A few weeks before 600 residents joined hands and surrounded Mt. Tabor's water reservoir in protest, city council member Jim Francesconi sent a memo to his cohorts. The letter expressed deep-seeded concern that city council has left the public out of the loop when making major decisions. In question was a proposal to place covers over the city's water reservoirs. Everything from concerns about bird poop to terrorist attacks have been cited as the motivation for the covers.

But when making the decision and setting up a timeline for the project, city council failed to host meetings for the general public to voice their concerns and questions. That administrative mistake sent 600 protesters to Mt. Tabor park last week. Although some of the demonstrators encircling the reservoir clearly opposed covering the water, the majority were more disturbed that they were never consulted. After all, some pointed out, it is their backyard.

That sentiment--that the public is roundly ignored or disregarded by city council--has emerged as a disturbing and unshakable trend. In Francesconi's memo circulated to other council members, he stuck firmly to his decision, yet sounded sincere in his regret that the neighbors were left out of the decision-making process.

"At its core, the decision reflects how the city makes important choices about the infrastructure that affects all of our citizens," wrote Francesconi. "And up to this point, citizens have not had the opportunity to speak to the council directly. I believe that we must hear directly from those who have questions."
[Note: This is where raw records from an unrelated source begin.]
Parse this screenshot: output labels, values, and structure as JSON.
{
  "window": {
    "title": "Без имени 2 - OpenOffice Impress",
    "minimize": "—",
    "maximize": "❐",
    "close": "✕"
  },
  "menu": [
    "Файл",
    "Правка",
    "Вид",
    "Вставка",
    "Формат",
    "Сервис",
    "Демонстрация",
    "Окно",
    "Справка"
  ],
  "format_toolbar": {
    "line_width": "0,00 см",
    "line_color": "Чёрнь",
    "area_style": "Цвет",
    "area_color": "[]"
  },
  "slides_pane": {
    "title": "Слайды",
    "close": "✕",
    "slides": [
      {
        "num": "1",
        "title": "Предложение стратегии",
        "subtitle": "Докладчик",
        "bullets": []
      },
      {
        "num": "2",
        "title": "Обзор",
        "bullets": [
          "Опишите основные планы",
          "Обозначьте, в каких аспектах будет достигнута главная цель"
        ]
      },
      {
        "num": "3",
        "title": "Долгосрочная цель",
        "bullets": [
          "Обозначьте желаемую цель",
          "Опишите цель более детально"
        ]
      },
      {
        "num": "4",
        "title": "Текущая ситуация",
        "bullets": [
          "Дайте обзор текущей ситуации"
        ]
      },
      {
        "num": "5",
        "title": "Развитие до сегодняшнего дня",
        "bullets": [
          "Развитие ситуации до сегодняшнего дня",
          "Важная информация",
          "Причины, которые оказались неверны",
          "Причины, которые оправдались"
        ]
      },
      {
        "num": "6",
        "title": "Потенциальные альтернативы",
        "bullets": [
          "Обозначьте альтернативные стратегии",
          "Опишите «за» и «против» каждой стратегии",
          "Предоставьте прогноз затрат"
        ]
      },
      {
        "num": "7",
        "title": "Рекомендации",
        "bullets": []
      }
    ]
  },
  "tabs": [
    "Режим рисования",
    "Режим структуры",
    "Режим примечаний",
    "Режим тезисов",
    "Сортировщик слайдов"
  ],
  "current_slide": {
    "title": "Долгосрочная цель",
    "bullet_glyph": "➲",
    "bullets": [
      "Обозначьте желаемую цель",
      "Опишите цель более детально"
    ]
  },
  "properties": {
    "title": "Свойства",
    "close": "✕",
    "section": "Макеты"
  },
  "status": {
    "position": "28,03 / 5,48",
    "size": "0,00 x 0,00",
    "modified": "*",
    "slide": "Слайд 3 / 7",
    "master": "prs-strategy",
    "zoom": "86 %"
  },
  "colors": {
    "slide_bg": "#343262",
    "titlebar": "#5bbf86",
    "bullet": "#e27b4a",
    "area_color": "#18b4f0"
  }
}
Last summer, without public hearings, the mayor implemented a new sit-lie ordinance allowing police to hustle along street sitters. And there is an ongoing uproar from residents who are opposed to a proposed tram to OHSU's campus. With few public meetings, Mayor Katz has pushed ahead plans, claiming the tram will be a Portland icon for the next century.